Teachers should always be aware of how they communicate with their students, including how they choose language for different individuals, classes or situations. Using the right terminology in early stages of training will ensure that students learn the proper names of steps. This foundation is crucial, particularly when so much of the classical vocabulary has been substituted by nicknames and phrases. (Think "lame duck" or "step-up turn" in place of piqué en dehors.) But good use of language also means using imagery and positive reinforcement to ensure the right kind of messaging. What teachers say in the studio could make the difference between dancers who listen—and ones who really hear.

Keep reading...
Site Network
Dance Theatre of Harlem's Derek Brockington and Da'Von Doane in Claudia Schreier's Passage. Photo by Brian Callan, courtesy of DTH

Back to your routine after the holidays, but still looking for something to watch? Then this new PBS documentary titled Dancing on the Shoulders of Giants is for you. The hour-long film tracks the creation of two dance pieces: Claudia Schreier's Passage for Dance Theatre of Harlem, and Sir Richard Alston's Arrived featuring students of Norfolk's Governor's School for the Arts. Both works were co-commissioned by the American Evolution 2019 Commemoration and the Virginia Arts Festival last May, in recognition of the 400th anniversary of the first arrival of Africans to English North America and the history of slavery that followed.

Keep reading...
Instagram
Getty Images

Q: My tween is begging me to go to a faraway summer intensive, claiming "all my friends are going." How do I know if she's ready?

A: It can feel like a rite of passage for serious dancers to attend an intensive at a major ballet school. They dance all day and often explore the area's surroundings or attend performances on weekends. But living away from home, having a roommate and living the "dorm life" can be a challenge.

Keep reading...
Site Network
Kensington Macmillen in class at CPYB. Photo by Joel Thomas Photography, courtesy of CPYB

Last year, Kensington MacMillen auditioned for summer programs away from home for the first time. A longtime Central Pennsylvania Youth Ballet student, MacMillen had spent previous summers at her home studio, but now she was ready to branch out. After auditioning for three programs, her first response was a rejection from Miami City Ballet.

"A bunch of people from here had gotten in, and I didn't," she says. "So then you just kind of panic." She was still waiting to hear from the other programs and worried that she'd have nowhere to go.

Keep reading...
Dancer Health
Physical therapist Meredith Butulis in action. Photo courtesy of Twin Cities Orthopedics

After a long tennis match or a basketball game, elite athletes often head straight to the locker room and hit the exercise bike. On first thought, this might seem to be overtraining, but in fact, they are pedaling as a way to cool down properly.

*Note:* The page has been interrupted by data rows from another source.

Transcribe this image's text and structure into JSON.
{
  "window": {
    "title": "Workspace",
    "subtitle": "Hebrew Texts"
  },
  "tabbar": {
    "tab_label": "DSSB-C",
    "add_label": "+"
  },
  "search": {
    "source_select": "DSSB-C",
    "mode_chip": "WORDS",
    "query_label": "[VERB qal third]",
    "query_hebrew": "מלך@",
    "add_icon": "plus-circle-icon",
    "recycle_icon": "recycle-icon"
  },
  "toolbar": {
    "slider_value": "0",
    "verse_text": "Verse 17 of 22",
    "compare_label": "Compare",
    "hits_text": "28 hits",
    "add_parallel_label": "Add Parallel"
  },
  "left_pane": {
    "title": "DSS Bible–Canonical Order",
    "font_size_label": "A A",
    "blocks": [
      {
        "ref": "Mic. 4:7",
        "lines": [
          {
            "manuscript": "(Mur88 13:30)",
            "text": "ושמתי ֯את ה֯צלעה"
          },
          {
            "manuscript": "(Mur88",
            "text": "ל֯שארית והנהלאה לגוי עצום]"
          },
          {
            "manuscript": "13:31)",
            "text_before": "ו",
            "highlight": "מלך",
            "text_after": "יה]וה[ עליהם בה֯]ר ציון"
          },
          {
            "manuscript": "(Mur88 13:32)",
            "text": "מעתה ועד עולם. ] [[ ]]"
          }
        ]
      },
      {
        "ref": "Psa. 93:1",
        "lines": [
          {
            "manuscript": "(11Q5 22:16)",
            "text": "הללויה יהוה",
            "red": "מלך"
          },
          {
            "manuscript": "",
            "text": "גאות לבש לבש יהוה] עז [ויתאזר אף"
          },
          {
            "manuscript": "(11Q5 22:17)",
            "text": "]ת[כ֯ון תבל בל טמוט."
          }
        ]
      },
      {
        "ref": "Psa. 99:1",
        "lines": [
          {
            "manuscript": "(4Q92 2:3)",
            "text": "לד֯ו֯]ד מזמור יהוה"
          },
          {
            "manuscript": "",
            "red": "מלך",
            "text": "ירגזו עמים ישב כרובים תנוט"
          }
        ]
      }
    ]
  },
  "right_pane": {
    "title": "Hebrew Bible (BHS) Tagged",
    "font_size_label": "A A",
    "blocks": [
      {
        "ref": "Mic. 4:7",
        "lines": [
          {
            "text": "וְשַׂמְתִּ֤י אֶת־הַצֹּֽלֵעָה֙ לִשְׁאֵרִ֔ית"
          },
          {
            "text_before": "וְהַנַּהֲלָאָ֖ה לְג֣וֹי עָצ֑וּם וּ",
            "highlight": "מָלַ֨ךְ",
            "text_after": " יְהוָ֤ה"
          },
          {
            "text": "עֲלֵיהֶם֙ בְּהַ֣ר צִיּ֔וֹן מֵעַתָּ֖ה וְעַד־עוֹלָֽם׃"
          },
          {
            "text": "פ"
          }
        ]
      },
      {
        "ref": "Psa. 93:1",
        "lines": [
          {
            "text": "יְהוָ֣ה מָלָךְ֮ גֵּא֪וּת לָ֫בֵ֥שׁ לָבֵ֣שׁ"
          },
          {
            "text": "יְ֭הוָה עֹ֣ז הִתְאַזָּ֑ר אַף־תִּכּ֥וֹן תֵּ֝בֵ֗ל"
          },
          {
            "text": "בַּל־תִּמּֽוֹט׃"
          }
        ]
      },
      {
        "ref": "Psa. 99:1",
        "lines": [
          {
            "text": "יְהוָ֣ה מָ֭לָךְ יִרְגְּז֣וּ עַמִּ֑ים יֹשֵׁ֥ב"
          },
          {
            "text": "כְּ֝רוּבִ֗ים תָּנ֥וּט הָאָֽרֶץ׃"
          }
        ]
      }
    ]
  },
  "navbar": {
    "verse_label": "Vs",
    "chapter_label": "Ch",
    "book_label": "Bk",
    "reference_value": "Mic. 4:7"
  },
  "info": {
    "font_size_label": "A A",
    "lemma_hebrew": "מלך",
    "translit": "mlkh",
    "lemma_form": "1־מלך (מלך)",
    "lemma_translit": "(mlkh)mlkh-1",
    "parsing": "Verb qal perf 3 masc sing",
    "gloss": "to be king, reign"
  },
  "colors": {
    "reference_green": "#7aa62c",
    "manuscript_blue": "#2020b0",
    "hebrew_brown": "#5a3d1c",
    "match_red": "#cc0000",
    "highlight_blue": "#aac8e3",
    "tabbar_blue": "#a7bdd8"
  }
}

"All of our blood vessels get dilated and blood goes out to muscles when we are doing cardiovascular work," says Meredith Butulis, a physical therapist specializing in dance medicine. "The blood goes mostly to the leg muscles, and blood pooling there is a real phenomenon. If your blood doesn't get back to the heart and brain, you can pass out."

She goes on to explain there are two ways to recover from an intense workout: actively, using a low-intensity movement to gradually bring the heart rate down, or passively, with no activity at all. The latter requires little explanation—how many times have you seen a dancer do a run-through and follow it up by sitting down on the side of the studio in a static stretch? But for many reasons, including the real possibility of blood pooling that Butulis describes, a passive recovery is not the best choice for dancers.

Keep reading...

mailbox

Get DanceTeacher in your inbox